- Task objective -
What do the entries below say? Restate them word for word.

═════ Source material ═════

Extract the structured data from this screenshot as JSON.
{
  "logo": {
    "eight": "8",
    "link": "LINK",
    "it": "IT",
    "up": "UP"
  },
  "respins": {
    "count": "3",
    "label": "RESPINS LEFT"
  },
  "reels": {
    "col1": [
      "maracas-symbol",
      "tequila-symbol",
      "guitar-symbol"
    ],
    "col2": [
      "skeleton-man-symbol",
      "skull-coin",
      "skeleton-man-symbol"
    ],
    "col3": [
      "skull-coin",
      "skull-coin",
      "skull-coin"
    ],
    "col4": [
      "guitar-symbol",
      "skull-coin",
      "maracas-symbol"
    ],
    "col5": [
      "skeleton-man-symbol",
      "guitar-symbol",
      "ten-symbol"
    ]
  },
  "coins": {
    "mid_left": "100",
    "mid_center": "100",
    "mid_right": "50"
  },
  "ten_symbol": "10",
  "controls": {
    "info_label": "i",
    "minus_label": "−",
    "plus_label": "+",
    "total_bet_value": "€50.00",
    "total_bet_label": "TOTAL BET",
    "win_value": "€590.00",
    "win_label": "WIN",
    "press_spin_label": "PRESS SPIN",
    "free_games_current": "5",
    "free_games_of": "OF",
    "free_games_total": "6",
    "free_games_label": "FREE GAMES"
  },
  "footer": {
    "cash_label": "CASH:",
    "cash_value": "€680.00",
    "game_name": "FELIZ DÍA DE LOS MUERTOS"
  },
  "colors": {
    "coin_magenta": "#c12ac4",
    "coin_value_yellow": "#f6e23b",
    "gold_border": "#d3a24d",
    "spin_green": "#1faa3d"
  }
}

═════

- Response box -
Extract the structured data from this screenshot as JSON.
{
  "logo": {
    "eight": "8",
    "link": "LINK",
    "it": "IT",
    "up": "UP"
  },
  "respins": {
    "count": "3",
    "label": "RESPINS LEFT"
  },
  "reels": {
    "col1": [
      "maracas-symbol",
      "tequila-symbol",
      "guitar-symbol"
    ],
    "col2": [
      "skeleton-man-symbol",
      "skull-coin",
      "skeleton-man-symbol"
    ],
    "col3": [
      "skull-coin",
      "skull-coin",
      "skull-coin"
    ],
    "col4": [
      "guitar-symbol",
      "skull-coin",
      "maracas-symbol"
    ],
    "col5": [
      "skeleton-man-symbol",
      "guitar-symbol",
      "ten-symbol"
    ]
  },
  "coins": {
    "mid_left": "100",
    "mid_center": "100",
    "mid_right": "50"
  },
  "ten_symbol": "10",
  "controls": {
    "info_label": "i",
    "minus_label": "−",
    "plus_label": "+",
    "total_bet_value": "€50.00",
    "total_bet_label": "TOTAL BET",
    "win_value": "€590.00",
    "win_label": "WIN",
    "press_spin_label": "PRESS SPIN",
    "free_games_current": "5",
    "free_games_of": "OF",
    "free_games_total": "6",
    "free_games_label": "FREE GAMES"
  },
  "footer": {
    "cash_label": "CASH:",
    "cash_value": "€680.00",
    "game_name": "FELIZ DÍA DE LOS MUERTOS"
  },
  "colors": {
    "coin_magenta": "#c12ac4",
    "coin_value_yellow": "#f6e23b",
    "gold_border": "#d3a24d",
    "spin_green": "#1faa3d"
  }
}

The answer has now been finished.